The Mexicas (Native, indigenous Mexicans) related the bird to the God Tezcatlipoca and to the gods of the sun and of life. The bird is really important to our history, heritage and culinary culture. Oh, right–it’s delicious!
This recipe is for smoking the turkey, a practice that goes back thousands of years and reminds us that:
A) The habit of cooking and eating turkey predates us by centuries and
B) The bird came from Mexico and is native to this land, América.
I’ve placed a dot on the location of Coba, Mexico, near Cancún. This is where archeologists have found the earliest evidence of turkey remains. They are dated 100 BCE-100 CE. From there the turkey went north and populated North America, evidence of the vibrant trade and communication withiin the region pre-1400’s. By the time the Spaniards arrived in Mexico, we had domesticated turkeys not just in Mexico but also in what is now the US New Mexico and Texas.
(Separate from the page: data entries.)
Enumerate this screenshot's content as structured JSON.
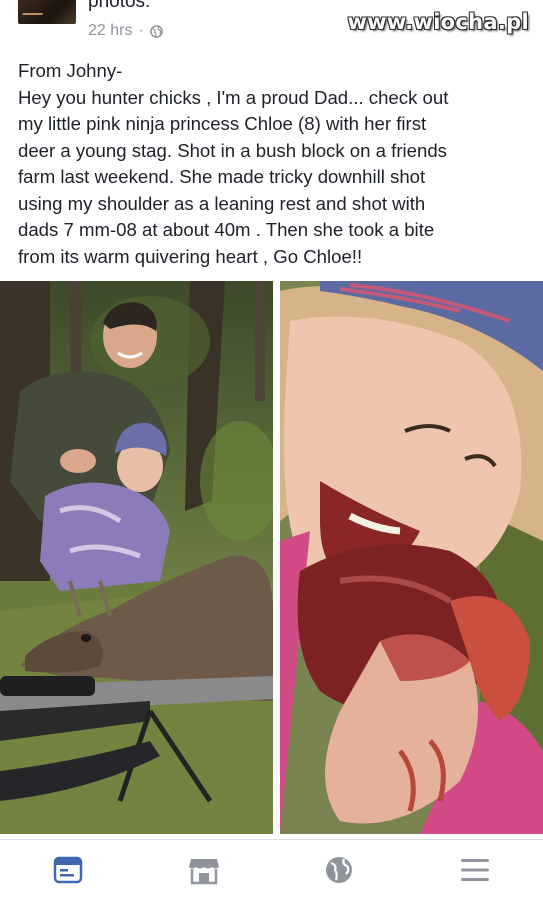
{
  "header": {
    "title_fragment": "photos.",
    "timestamp": "22 hrs",
    "separator": "·",
    "privacy_icon": "globe-icon",
    "watermark": "www.wiocha.pl"
  },
  "post": {
    "lines": [
      "From Johny-",
      "Hey you hunter chicks , I'm a proud Dad... check out",
      "my little pink ninja princess Chloe (8) with her first",
      "deer a young stag. Shot in a bush block on a friends",
      "farm last weekend. She made  tricky downhill shot",
      "using my shoulder as a leaning rest and shot with",
      "dads 7 mm-08 at about 40m . Then she took a bite",
      "from its warm quivering heart , Go Chloe!!"
    ]
  },
  "tabbar": {
    "tabs": [
      {
        "icon": "news-feed-icon",
        "active": true
      },
      {
        "icon": "marketplace-icon",
        "active": false
      },
      {
        "icon": "globe-icon",
        "active": false
      },
      {
        "icon": "menu-icon",
        "active": false
      }
    ],
    "active_color": "#4267b2",
    "inactive_color": "#90949c"
  }
}
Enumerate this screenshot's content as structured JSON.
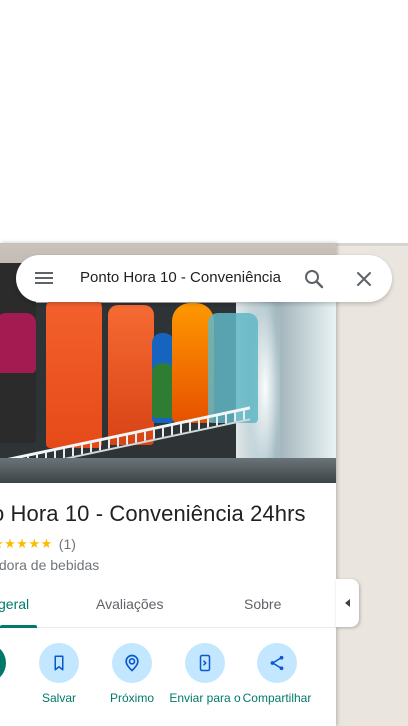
{
  "search": {
    "query": "Ponto Hora 10 - Conveniência",
    "menu_icon": "menu-icon",
    "search_icon": "search-icon",
    "close_icon": "close-icon"
  },
  "place": {
    "title": "o Hora 10 - Conveniência 24hrs",
    "stars": "★★★★★",
    "review_count": "(1)",
    "category": "uidora de bebidas",
    "rating": 5
  },
  "tabs": [
    {
      "label": "geral",
      "active": true
    },
    {
      "label": "Avaliações",
      "active": false
    },
    {
      "label": "Sobre",
      "active": false
    }
  ],
  "actions": [
    {
      "label": "s",
      "icon": "directions-icon"
    },
    {
      "label": "Salvar",
      "icon": "bookmark-icon"
    },
    {
      "label": "Próximo",
      "icon": "nearby-icon"
    },
    {
      "label": "Enviar para o",
      "icon": "send-to-phone-icon"
    },
    {
      "label": "Compartilhar",
      "icon": "share-icon"
    }
  ],
  "colors": {
    "accent": "#00796b",
    "action_circle": "#c2e7ff",
    "star": "#fbbc04"
  },
  "side_toggle": {
    "icon": "collapse-left-icon"
  }
}
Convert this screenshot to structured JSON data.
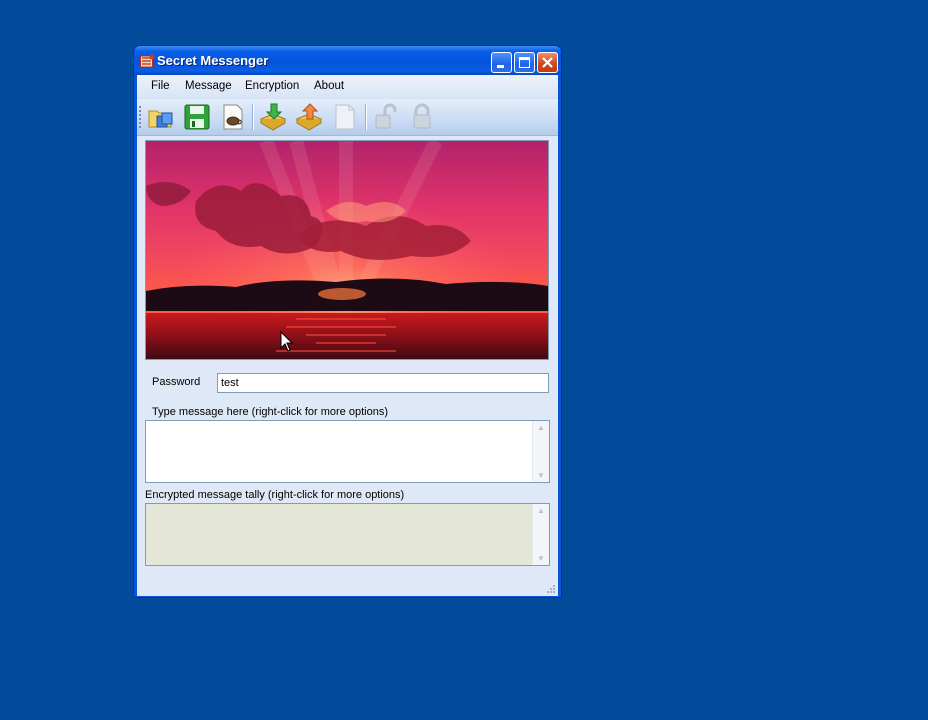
{
  "window": {
    "title": "Secret Messenger",
    "minimize_label": "minimize",
    "maximize_label": "maximize",
    "close_label": "close"
  },
  "menu": {
    "items": [
      {
        "label": "File"
      },
      {
        "label": "Message"
      },
      {
        "label": "Encryption"
      },
      {
        "label": "About"
      }
    ]
  },
  "toolbar": {
    "icons": [
      "open-folder-icon",
      "save-disk-icon",
      "coffee-document-icon",
      "import-arrow-icon",
      "export-arrow-icon",
      "blank-document-icon",
      "unlock-icon",
      "lock-icon"
    ]
  },
  "image": {
    "subject": "sunset-over-water-image"
  },
  "form": {
    "password_label": "Password",
    "password_value": "test",
    "message_label": "Type message here (right-click for more options)",
    "message_value": "",
    "encrypted_label": "Encrypted message tally (right-click for more options)",
    "encrypted_value": ""
  },
  "colors": {
    "desktop": "#024a9a",
    "titlebar": "#0553dc",
    "client": "#dfe8f6",
    "readonly_field": "#e4e6d8"
  }
}
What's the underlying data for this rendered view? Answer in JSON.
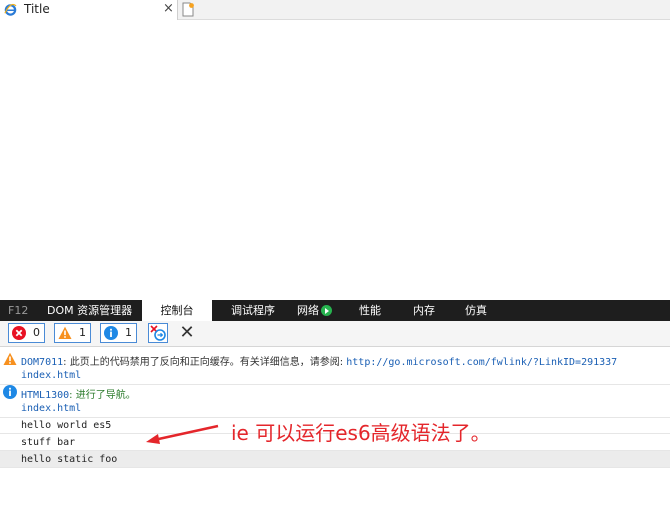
{
  "browser": {
    "tab_title": "Title",
    "close_glyph": "×"
  },
  "devtools": {
    "tabs": [
      {
        "label": "F12"
      },
      {
        "label": "DOM 资源管理器"
      },
      {
        "label": "控制台"
      },
      {
        "label": "调试程序"
      },
      {
        "label": "网络"
      },
      {
        "label": "性能"
      },
      {
        "label": "内存"
      },
      {
        "label": "仿真"
      }
    ],
    "active_tab": "控制台",
    "filters": {
      "errors": "0",
      "warnings": "1",
      "messages": "1"
    },
    "clear_glyph": "✕"
  },
  "console": {
    "warning": {
      "code": "DOM7011",
      "text": ": 此页上的代码禁用了反向和正向缓存。有关详细信息，请参阅: ",
      "url": "http://go.microsoft.com/fwlink/?LinkID=291337",
      "source": "index.html"
    },
    "info": {
      "code": "HTML1300",
      "text": ": 进行了导航。",
      "source": "index.html"
    },
    "logs": [
      "hello world es5",
      "stuff bar",
      "hello static foo"
    ]
  },
  "annotation": {
    "text": "ie 可以运行es6高级语法了。"
  },
  "colors": {
    "accent": "#4a8bd6",
    "devtools_bar": "#1e1e1e",
    "error": "#e81123",
    "warning": "#f7901e",
    "info": "#1e88e5",
    "annotation": "#e4262b"
  }
}
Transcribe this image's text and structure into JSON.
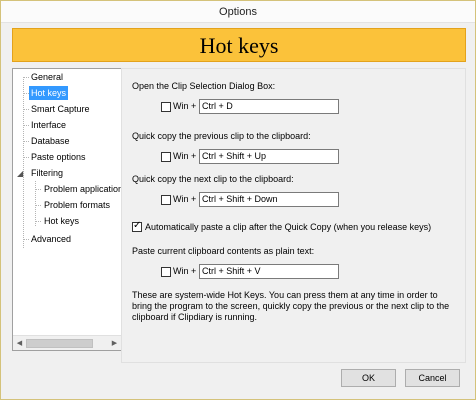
{
  "window": {
    "title": "Options"
  },
  "banner": {
    "title": "Hot keys"
  },
  "sidebar": {
    "items": [
      {
        "label": "General"
      },
      {
        "label": "Hot keys"
      },
      {
        "label": "Smart Capture"
      },
      {
        "label": "Interface"
      },
      {
        "label": "Database"
      },
      {
        "label": "Paste options"
      },
      {
        "label": "Filtering"
      },
      {
        "label": "Problem applications"
      },
      {
        "label": "Problem formats"
      },
      {
        "label": "Hot keys"
      },
      {
        "label": "Advanced"
      }
    ],
    "selected_index": 1,
    "expanded_node": "Filtering"
  },
  "hotkeys": [
    {
      "label": "Open the Clip Selection Dialog Box:",
      "win_label": "Win +",
      "win_checked": false,
      "keys": "Ctrl + D"
    },
    {
      "label": "Quick copy the previous clip to the clipboard:",
      "win_label": "Win +",
      "win_checked": false,
      "keys": "Ctrl + Shift + Up"
    },
    {
      "label": "Quick copy the next clip to the clipboard:",
      "win_label": "Win +",
      "win_checked": false,
      "keys": "Ctrl + Shift + Down"
    },
    {
      "label": "Paste current clipboard contents as plain text:",
      "win_label": "Win +",
      "win_checked": false,
      "keys": "Ctrl + Shift + V"
    }
  ],
  "auto_paste": {
    "label": "Automatically paste a clip after the Quick Copy (when you release keys)",
    "checked": true
  },
  "note": "These are system-wide Hot Keys. You can press them at any time in order to bring the program to the screen, quickly copy the previous or the next clip to the clipboard if Clipdiary is running.",
  "buttons": {
    "ok": "OK",
    "cancel": "Cancel"
  },
  "colors": {
    "banner": "#fbc23a",
    "selection": "#3399ff"
  }
}
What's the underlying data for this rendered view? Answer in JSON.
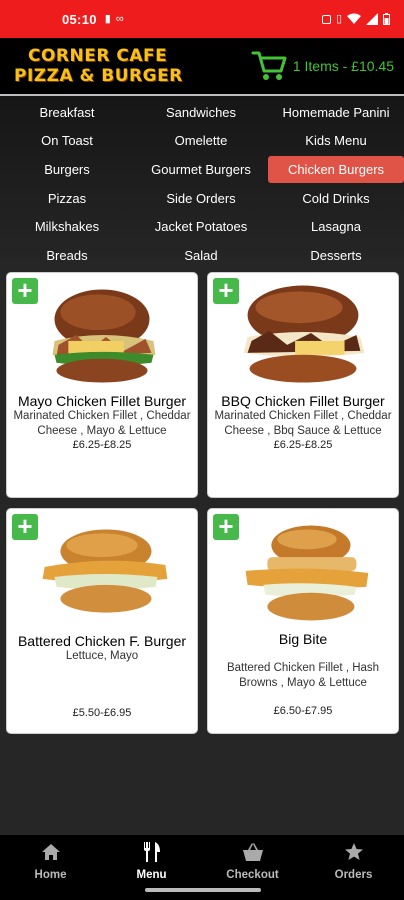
{
  "status_bar": {
    "time": "05:10"
  },
  "header": {
    "logo_line1": "CORNER CAFE",
    "logo_line2": "PIZZA & BURGER",
    "cart_text": "1 Items - £10.45"
  },
  "categories": [
    {
      "label": "Breakfast",
      "active": false
    },
    {
      "label": "Sandwiches",
      "active": false
    },
    {
      "label": "Homemade Panini",
      "active": false
    },
    {
      "label": "On Toast",
      "active": false
    },
    {
      "label": "Omelette",
      "active": false
    },
    {
      "label": "Kids Menu",
      "active": false
    },
    {
      "label": "Burgers",
      "active": false
    },
    {
      "label": "Gourmet Burgers",
      "active": false
    },
    {
      "label": "Chicken Burgers",
      "active": true
    },
    {
      "label": "Pizzas",
      "active": false
    },
    {
      "label": "Side Orders",
      "active": false
    },
    {
      "label": "Cold Drinks",
      "active": false
    },
    {
      "label": "Milkshakes",
      "active": false
    },
    {
      "label": "Jacket Potatoes",
      "active": false
    },
    {
      "label": "Lasagna",
      "active": false
    },
    {
      "label": "Breads",
      "active": false
    },
    {
      "label": "Salad",
      "active": false
    },
    {
      "label": "Desserts",
      "active": false
    }
  ],
  "products": [
    {
      "name": "Mayo Chicken Fillet Burger",
      "description": "Marinated Chicken Fillet , Cheddar Cheese , Mayo & Lettuce",
      "price": "£6.25-£8.25",
      "image": "pulled-chicken-burger"
    },
    {
      "name": "BBQ Chicken Fillet Burger",
      "description": "Marinated Chicken Fillet , Cheddar Cheese , Bbq Sauce & Lettuce",
      "price": "£6.25-£8.25",
      "image": "bbq-chicken-burger"
    },
    {
      "name": "Battered Chicken F. Burger",
      "description": "Lettuce, Mayo",
      "price": "£5.50-£6.95",
      "image": "battered-chicken-burger"
    },
    {
      "name": "Big Bite",
      "description": "Battered Chicken Fillet , Hash Browns , Mayo & Lettuce",
      "price": "£6.50-£7.95",
      "image": "big-bite-burger"
    }
  ],
  "bottom_nav": [
    {
      "label": "Home",
      "icon": "home-icon",
      "active": false
    },
    {
      "label": "Menu",
      "icon": "cutlery-icon",
      "active": true
    },
    {
      "label": "Checkout",
      "icon": "basket-icon",
      "active": false
    },
    {
      "label": "Orders",
      "icon": "star-icon",
      "active": false
    }
  ],
  "colors": {
    "status_bar": "#ee1c1c",
    "active_category": "#e05448",
    "add_button": "#46b94a",
    "cart": "#46c236",
    "logo": "#f7c11a"
  }
}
Thereafter the turkey, wild and domesticated, populated the whole of the US and some of Canada.
To prepare the turkey for smoking, this is what I used to make the
3 gallons warm water
1 lb salt
12 ounces light brown sugar
1 Tbs onion powder
1 Tbs garlic powder
Stir until the sugar and salt have completely dissolved then let the brine cool down completely.
1. I used a syringe to inject some of the brine into the meat. the total amount of brine should be 10% of the weight of the turkey. Here’s the math for a 15 lb turkey.
15 X 16 ounces = 240 ounces
240 ounces X .10 = 24 ounces of brine. (FYI: One fluid ounce of water weights exactly 1 ounce)
2. Using a plastic or stainless steel container, submerge the turkey in the brine and refrigerate for 3 days. The container was too heavy and large for my refrigerator so I partially filled a large ice chest with ice and a little water and set the container in it. Closing the ice chest, the temperature is maintained at a safe 37-39 degrees F
3. After the third day, remove the turkey from the brine, rinse it thouroughly with fresh water, pat dry and place in the fridge, uncovered, for 16 hours until a pellicle forms on the skin. This tacky glaze will help absorb smoke and keep in the moisture. I hate to say this but in the interest of efficiency, omit this step if you don’t have time to do this or if there’s no room in the fridge.
4. Smoke the turkey in Pecan wood at 185 F for about 6-8 hours until the internal temperature reaches 165 F.
Let me know how it turns out if you decide to smoke for Thanksgiving. ¡Feliz Día de Dar Gracias!